Records contained in a dataset –
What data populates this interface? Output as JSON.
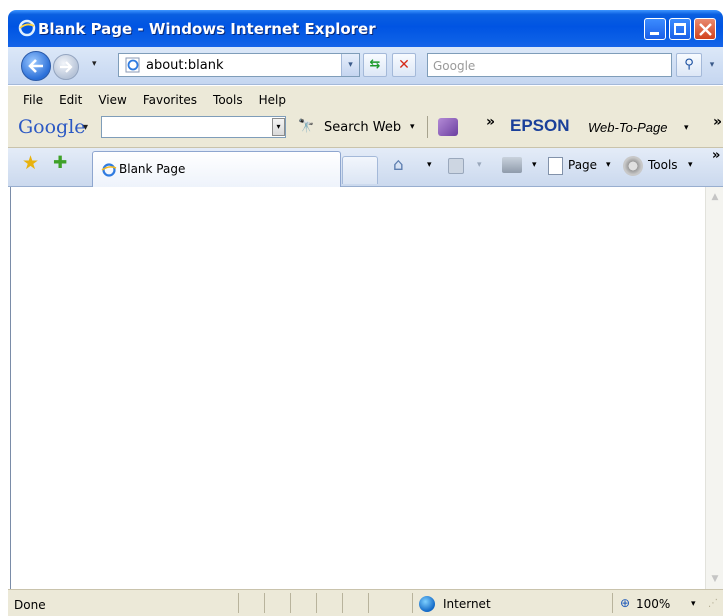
{
  "window": {
    "title": "Blank Page - Windows Internet Explorer"
  },
  "navigation": {
    "address_value": "about:blank",
    "search_placeholder": "Google"
  },
  "menubar": {
    "items": [
      "File",
      "Edit",
      "View",
      "Favorites",
      "Tools",
      "Help"
    ]
  },
  "google_toolbar": {
    "logo": "Google",
    "search_web_label": "Search Web",
    "epson_label": "EPSON",
    "web_to_page_label": "Web-To-Page"
  },
  "tabs": {
    "active_label": "Blank Page"
  },
  "command_bar": {
    "page_label": "Page",
    "tools_label": "Tools"
  },
  "statusbar": {
    "status": "Done",
    "zone": "Internet",
    "zoom": "100%"
  },
  "icons": {
    "arrow": "▾",
    "chevron_more": "»"
  },
  "colors": {
    "titlebar_blue": "#0054e3",
    "chrome_gray": "#ece9d8",
    "epson_blue": "#1a3f9a"
  }
}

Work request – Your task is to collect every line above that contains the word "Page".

Response to the exercise –
    "title": "Blank Page - Windows Internet Explorer"
    "web_to_page_label": "Web-To-Page"
    "active_label": "Blank Page"
    "page_label": "Page",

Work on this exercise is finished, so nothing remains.